aaronji, to your previous question, if a recording "fits" within 16 bits then by definition there is no benefit to be gained by extending it to 24 bits, as long as you don't alter the recording otherwise.

If, however, the recording really uses the full range of the available 16 bits (I think it happened to me only once ever, at a percussion ensemble concert), then if you wish to do certain kinds of processing on it, there might be a tiny, tiny, tiny (and almost certainly not audible) theoretical advantage to adding another bit or two. To make the difference even potentially audible, you would need to play back the recording at a level allowing you to hear those bottom bits, and then the highest-order bits would be about 100 dB louder, which is not gonna happen in a critical listening situation.

--You can view the digital samples as signed integers as you want, but then you end up with full scale = +32767 or -32768, which are rather arbitrary numbers if you're not a binary geek. To me it makes more sense to view the samples as binary *fractions*, i.e. analogous to decimal fractions such as 0.45 or -0.234, with the bit values based on the series 1/2, 1/4, 1/8, etc. -- then full scale can be reckoned either as +/- 1 or, if you prefer, +/- 1/2 so that the entire range is then 1 from peak to peak.

In either case, because of the particular binary notation involved (so-called "two's complement" arithmetic), the 0 sign bit for the value 0 places that value in the positive half of the range. So there is one possible extreme sample value in the negative direction that is one step farther than exists on the positive side. This is equivalent to saying that in integer arithmetic (say, for an eight-bit byte), the possible values are from -128 through 0 to +127.

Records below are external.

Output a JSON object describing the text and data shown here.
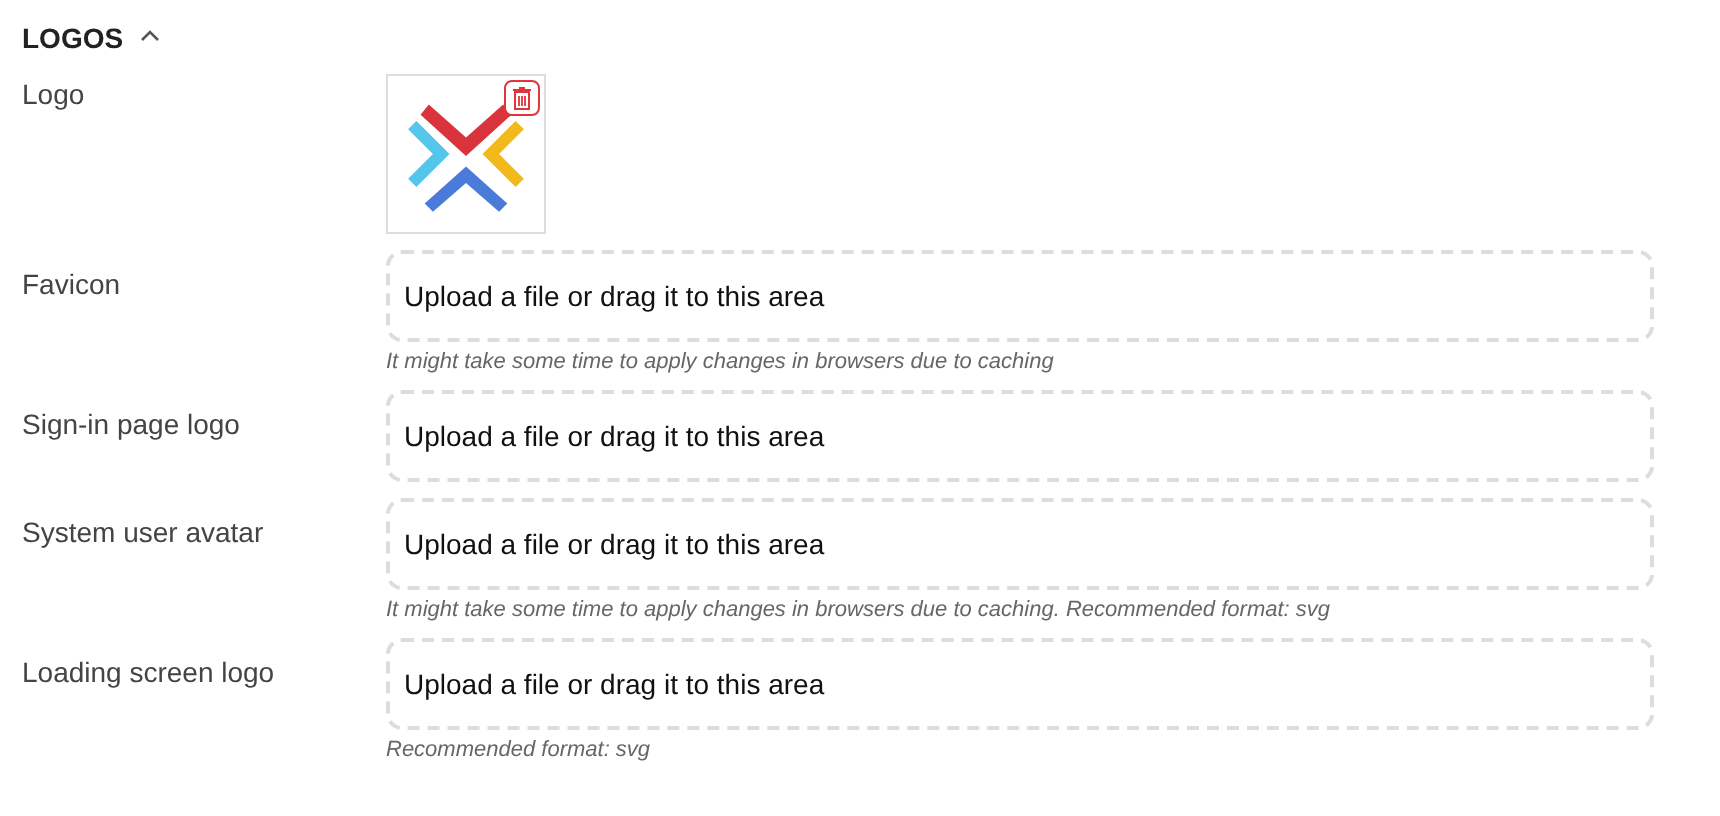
{
  "section": {
    "title": "LOGOS",
    "expanded": true
  },
  "rows": [
    {
      "kind": "image",
      "label": "Logo"
    },
    {
      "kind": "upload",
      "label": "Favicon",
      "text": "Upload a file or drag it to this area",
      "hint": "It might take some time to apply changes in browsers due to caching"
    },
    {
      "kind": "upload",
      "label": "Sign-in page logo",
      "text": "Upload a file or drag it to this area"
    },
    {
      "kind": "upload",
      "label": "System user avatar",
      "text": "Upload a file or drag it to this area",
      "hint": "It might take some time to apply changes in browsers due to caching. Recommended format: svg"
    },
    {
      "kind": "upload",
      "label": "Loading screen logo",
      "text": "Upload a file or drag it to this area",
      "hint": "Recommended format: svg"
    }
  ]
}
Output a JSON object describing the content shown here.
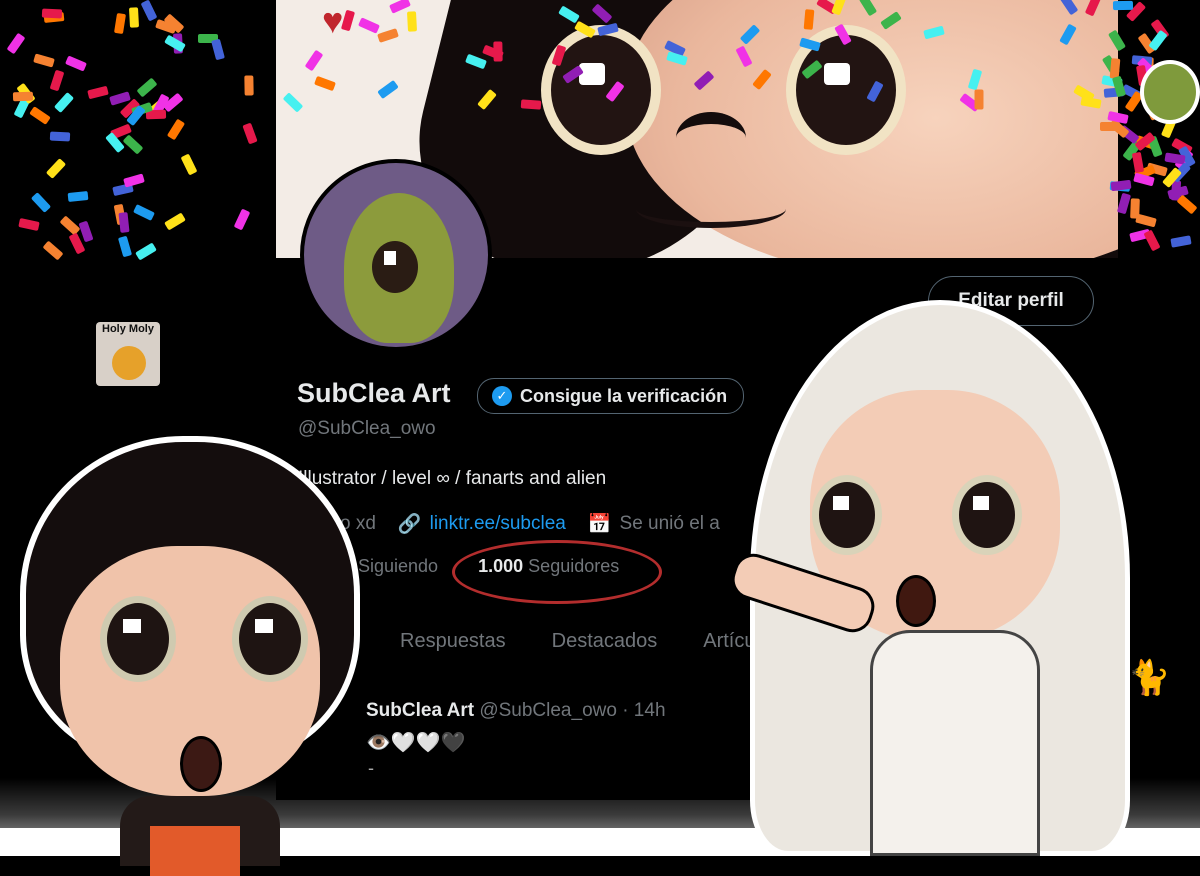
{
  "profile": {
    "name": "SubClea Art",
    "verify_label": "Consigue la verificación",
    "handle": "@SubClea_owo",
    "bio": "Illustrator / level ∞ / fanarts and alien",
    "location_partial": "o xd",
    "link": "linktr.ee/subclea",
    "joined_partial": "Se unió el a",
    "edit_button": "Editar perfil"
  },
  "stats": {
    "following_label": "Siguiendo",
    "followers_count": "1.000",
    "followers_label": "Seguidores"
  },
  "tabs": [
    "Respuestas",
    "Destacados",
    "Artículo"
  ],
  "tweet": {
    "author": "SubClea Art",
    "meta": "@SubClea_owo · 14h",
    "body": "👁️🤍🤍🖤",
    "dash": "-"
  },
  "sticker": {
    "holy_text": "Holy Moly"
  },
  "icons": {
    "verified": "verified-check-icon",
    "link": "link-icon",
    "calendar": "calendar-icon"
  },
  "colors": {
    "accent": "#1d9bf0",
    "highlight_circle": "#b32d2d"
  }
}
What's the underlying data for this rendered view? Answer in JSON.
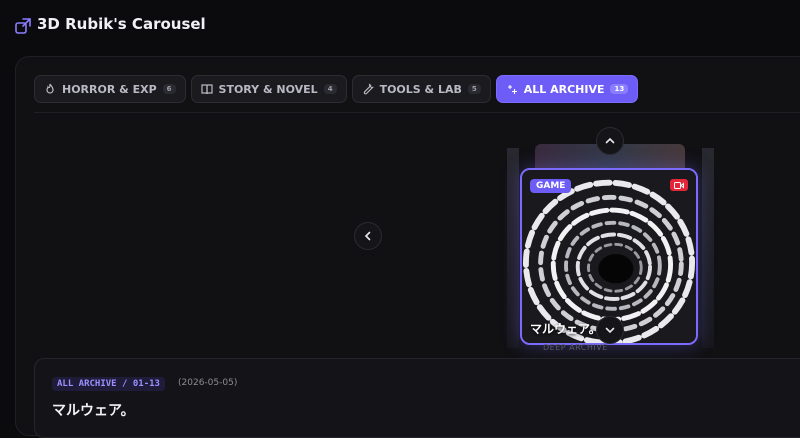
{
  "app": {
    "title": "3D Rubik's Carousel",
    "accent": "#6d5cf6"
  },
  "tabs": [
    {
      "label": "HORROR & EXP",
      "count": "6",
      "icon": "flame-icon",
      "active": false
    },
    {
      "label": "STORY & NOVEL",
      "count": "4",
      "icon": "book-icon",
      "active": false
    },
    {
      "label": "TOOLS & LAB",
      "count": "5",
      "icon": "wrench-icon",
      "active": false
    },
    {
      "label": "ALL ARCHIVE",
      "count": "13",
      "icon": "sparkles-icon",
      "active": true
    }
  ],
  "carousel": {
    "card": {
      "category": "GAME",
      "title": "マルウェア。",
      "video_badge_color": "#e3263a"
    },
    "ghost_label": "DEEP ARCHIVE"
  },
  "detail": {
    "breadcrumb": "ALL ARCHIVE / 01-13",
    "date": "(2026-05-05)",
    "title": "マルウェア。"
  }
}
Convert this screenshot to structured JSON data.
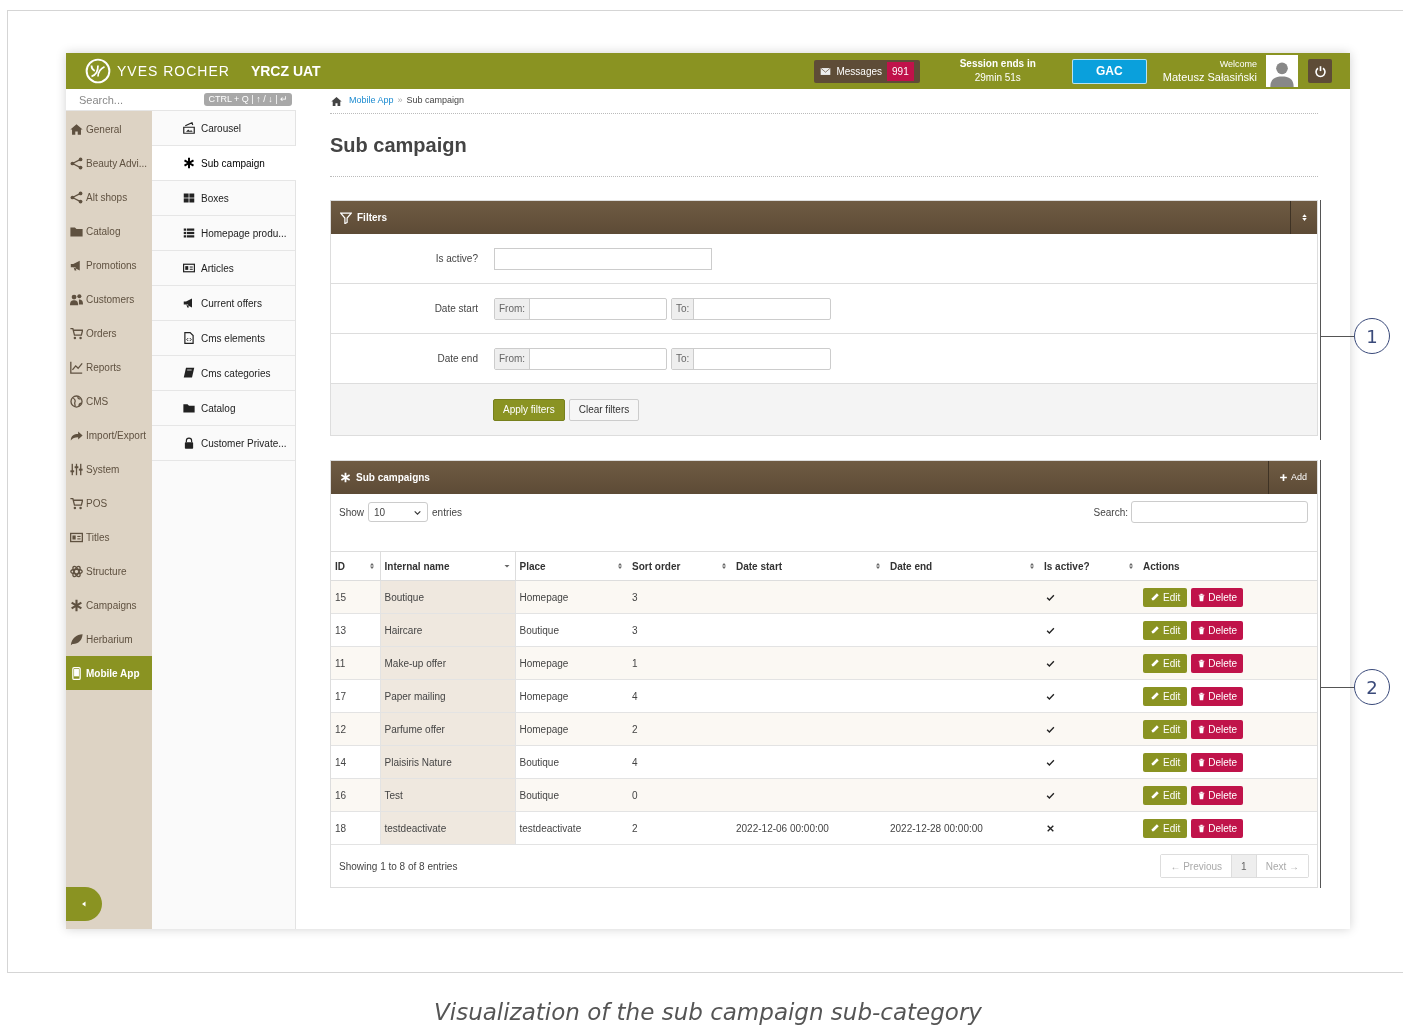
{
  "header": {
    "brand": "YVES ROCHER",
    "env": "YRCZ UAT",
    "messages": {
      "label": "Messages",
      "count": "991"
    },
    "session": {
      "label": "Session ends in",
      "time": "29min 51s"
    },
    "gac": "GAC",
    "welcome": "Welcome",
    "user": "Mateusz Sałasiński"
  },
  "search": {
    "placeholder": "Search...",
    "shortcut": "CTRL + Q | ↑ / ↓ | ↵"
  },
  "sidebar": {
    "items": [
      {
        "label": "General",
        "selected": false
      },
      {
        "label": "Beauty Advi...",
        "selected": false
      },
      {
        "label": "Alt shops",
        "selected": false
      },
      {
        "label": "Catalog",
        "selected": false
      },
      {
        "label": "Promotions",
        "selected": false
      },
      {
        "label": "Customers",
        "selected": false
      },
      {
        "label": "Orders",
        "selected": false
      },
      {
        "label": "Reports",
        "selected": false
      },
      {
        "label": "CMS",
        "selected": false
      },
      {
        "label": "Import/Export",
        "selected": false
      },
      {
        "label": "System",
        "selected": false
      },
      {
        "label": "POS",
        "selected": false
      },
      {
        "label": "Titles",
        "selected": false
      },
      {
        "label": "Structure",
        "selected": false
      },
      {
        "label": "Campaigns",
        "selected": false
      },
      {
        "label": "Herbarium",
        "selected": false
      },
      {
        "label": "Mobile App",
        "selected": true
      }
    ]
  },
  "submenu": {
    "items": [
      {
        "label": "Carousel",
        "selected": false
      },
      {
        "label": "Sub campaign",
        "selected": true
      },
      {
        "label": "Boxes",
        "selected": false
      },
      {
        "label": "Homepage produ...",
        "selected": false
      },
      {
        "label": "Articles",
        "selected": false
      },
      {
        "label": "Current offers",
        "selected": false
      },
      {
        "label": "Cms elements",
        "selected": false
      },
      {
        "label": "Cms categories",
        "selected": false
      },
      {
        "label": "Catalog",
        "selected": false
      },
      {
        "label": "Customer Private...",
        "selected": false
      }
    ]
  },
  "breadcrumb": {
    "items": [
      "Mobile App",
      "Sub campaign"
    ],
    "separator": "»"
  },
  "page_title": "Sub campaign",
  "filters": {
    "title": "Filters",
    "fields": [
      {
        "label": "Is active?",
        "kind": "text"
      },
      {
        "label": "Date start",
        "kind": "range",
        "from": "From:",
        "to": "To:"
      },
      {
        "label": "Date end",
        "kind": "range",
        "from": "From:",
        "to": "To:"
      }
    ],
    "apply": "Apply filters",
    "clear": "Clear filters"
  },
  "table_panel": {
    "title": "Sub campaigns",
    "add": "Add",
    "show": "Show",
    "page_size": "10",
    "entries": "entries",
    "search": "Search:",
    "columns": [
      {
        "label": "ID",
        "sortable": true,
        "sorted": false
      },
      {
        "label": "Internal name",
        "sortable": true,
        "sorted": true
      },
      {
        "label": "Place",
        "sortable": true,
        "sorted": false
      },
      {
        "label": "Sort order",
        "sortable": true,
        "sorted": false
      },
      {
        "label": "Date start",
        "sortable": true,
        "sorted": false
      },
      {
        "label": "Date end",
        "sortable": true,
        "sorted": false
      },
      {
        "label": "Is active?",
        "sortable": true,
        "sorted": false
      },
      {
        "label": "Actions",
        "sortable": false,
        "sorted": false
      }
    ],
    "rows": [
      {
        "id": "15",
        "name": "Boutique",
        "place": "Homepage",
        "sort": "3",
        "active": true,
        "edit": "Edit",
        "delete": "Delete"
      },
      {
        "id": "13",
        "name": "Haircare",
        "place": "Boutique",
        "sort": "3",
        "active": true,
        "edit": "Edit",
        "delete": "Delete"
      },
      {
        "id": "11",
        "name": "Make-up offer",
        "place": "Homepage",
        "sort": "1",
        "active": true,
        "edit": "Edit",
        "delete": "Delete"
      },
      {
        "id": "17",
        "name": "Paper mailing",
        "place": "Homepage",
        "sort": "4",
        "active": true,
        "edit": "Edit",
        "delete": "Delete"
      },
      {
        "id": "12",
        "name": "Parfume offer",
        "place": "Homepage",
        "sort": "2",
        "active": true,
        "edit": "Edit",
        "delete": "Delete"
      },
      {
        "id": "14",
        "name": "Plaisiris Nature",
        "place": "Boutique",
        "sort": "4",
        "active": true,
        "edit": "Edit",
        "delete": "Delete"
      },
      {
        "id": "16",
        "name": "Test",
        "place": "Boutique",
        "sort": "0",
        "active": true,
        "edit": "Edit",
        "delete": "Delete"
      },
      {
        "id": "18",
        "name": "testdeactivate",
        "place": "testdeactivate",
        "sort": "2",
        "start": "2022-12-06 00:00:00",
        "end": "2022-12-28 00:00:00",
        "active": false,
        "edit": "Edit",
        "delete": "Delete"
      }
    ],
    "info": "Showing 1 to 8 of 8 entries",
    "pagination": [
      {
        "label": "← Previous",
        "selected": false,
        "disabled": true
      },
      {
        "label": "1",
        "selected": true,
        "disabled": false
      },
      {
        "label": "Next →",
        "selected": false,
        "disabled": true
      }
    ]
  },
  "callouts": [
    "1",
    "2"
  ],
  "caption": "Visualization of the sub campaign sub-category"
}
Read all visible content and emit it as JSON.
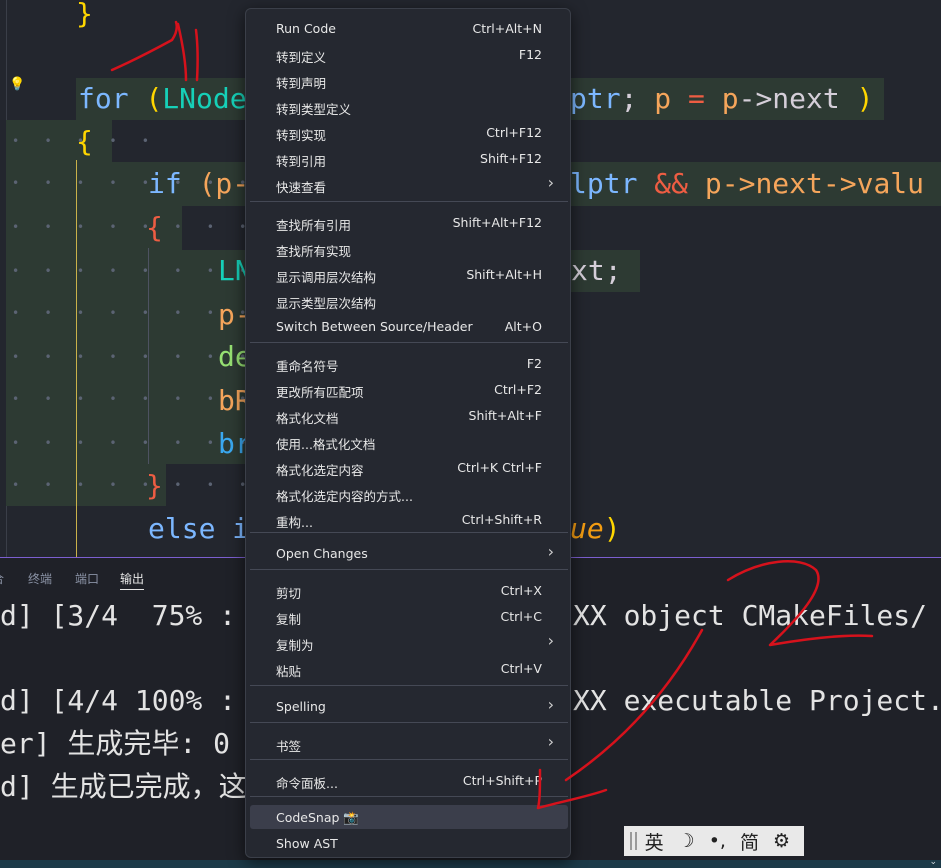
{
  "editor": {
    "lines": {
      "l0": "}",
      "l1a": "for",
      "l1b": "(",
      "l1c": "LNode",
      "l1d": "ptr",
      "l1e": ";",
      "l1f": "p",
      "l1g": "=",
      "l1h": "p",
      "l1i": "->next",
      "l1j": ")",
      "l2": "{",
      "l3a": "if",
      "l3b": "(p-",
      "l3c": "lptr",
      "l3d": "&&",
      "l3e": "p->next->valu",
      "l4": "{",
      "l5a": "LN",
      "l5b": "xt;",
      "l6": "p-",
      "l7": "de",
      "l8": "bR",
      "l9": "br",
      "l10": "}",
      "l11a": "else i",
      "l11b": "ue",
      "l11c": ")"
    }
  },
  "panel": {
    "tabs": [
      "合",
      "终端",
      "端口",
      "输出"
    ],
    "active_tab": "输出",
    "output": {
      "o1a": "d] [3/4  75% :",
      "o1b": "XX object CMakeFiles/",
      "o2a": "d] [4/4 100% :",
      "o2b": "XX executable Project.",
      "o3a": "er] 生成完毕: 0",
      "o4a": "d] 生成已完成，这"
    }
  },
  "ime": {
    "items": [
      "英",
      "☽",
      "•,",
      "简",
      "⚙"
    ]
  },
  "menu": {
    "groups": [
      [
        {
          "label": "Run Code",
          "key": "Ctrl+Alt+N"
        },
        {
          "label": "转到定义",
          "key": "F12"
        },
        {
          "label": "转到声明",
          "key": ""
        },
        {
          "label": "转到类型定义",
          "key": ""
        },
        {
          "label": "转到实现",
          "key": "Ctrl+F12"
        },
        {
          "label": "转到引用",
          "key": "Shift+F12"
        },
        {
          "label": "快速查看",
          "key": "",
          "submenu": true
        }
      ],
      [
        {
          "label": "查找所有引用",
          "key": "Shift+Alt+F12"
        },
        {
          "label": "查找所有实现",
          "key": ""
        },
        {
          "label": "显示调用层次结构",
          "key": "Shift+Alt+H"
        },
        {
          "label": "显示类型层次结构",
          "key": ""
        },
        {
          "label": "Switch Between Source/Header",
          "key": "Alt+O"
        }
      ],
      [
        {
          "label": "重命名符号",
          "key": "F2"
        },
        {
          "label": "更改所有匹配项",
          "key": "Ctrl+F2"
        },
        {
          "label": "格式化文档",
          "key": "Shift+Alt+F"
        },
        {
          "label": "使用...格式化文档",
          "key": ""
        },
        {
          "label": "格式化选定内容",
          "key": "Ctrl+K Ctrl+F"
        },
        {
          "label": "格式化选定内容的方式...",
          "key": ""
        },
        {
          "label": "重构...",
          "key": "Ctrl+Shift+R"
        }
      ],
      [
        {
          "label": "Open Changes",
          "key": "",
          "submenu": true
        }
      ],
      [
        {
          "label": "剪切",
          "key": "Ctrl+X"
        },
        {
          "label": "复制",
          "key": "Ctrl+C"
        },
        {
          "label": "复制为",
          "key": "",
          "submenu": true
        },
        {
          "label": "粘贴",
          "key": "Ctrl+V"
        }
      ],
      [
        {
          "label": "Spelling",
          "key": "",
          "submenu": true
        }
      ],
      [
        {
          "label": "书签",
          "key": "",
          "submenu": true
        }
      ],
      [
        {
          "label": "命令面板...",
          "key": "Ctrl+Shift+P"
        }
      ],
      [
        {
          "label": "CodeSnap 📸",
          "key": "",
          "hover": true
        },
        {
          "label": "Show AST",
          "key": ""
        }
      ]
    ]
  },
  "colors": {
    "menu_bg": "#252830",
    "editor_bg": "#23262e",
    "selection_bg": "#2d3a33",
    "annotation_red": "#d6121c",
    "panel_border": "#7c5fd0"
  }
}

Many years ago I worked with a computer system (the "Adage Graphics Terminal") that used "ones' complement" arithmetic; it was weird because it had both +0 and -0 that were logically distinct values, even though they were quantitatively equal. And its maximum positive and maximum negative values were identically far from 0. But that type of arithmetic was rarely used even then, and by convention PCM audio is always twos' complement.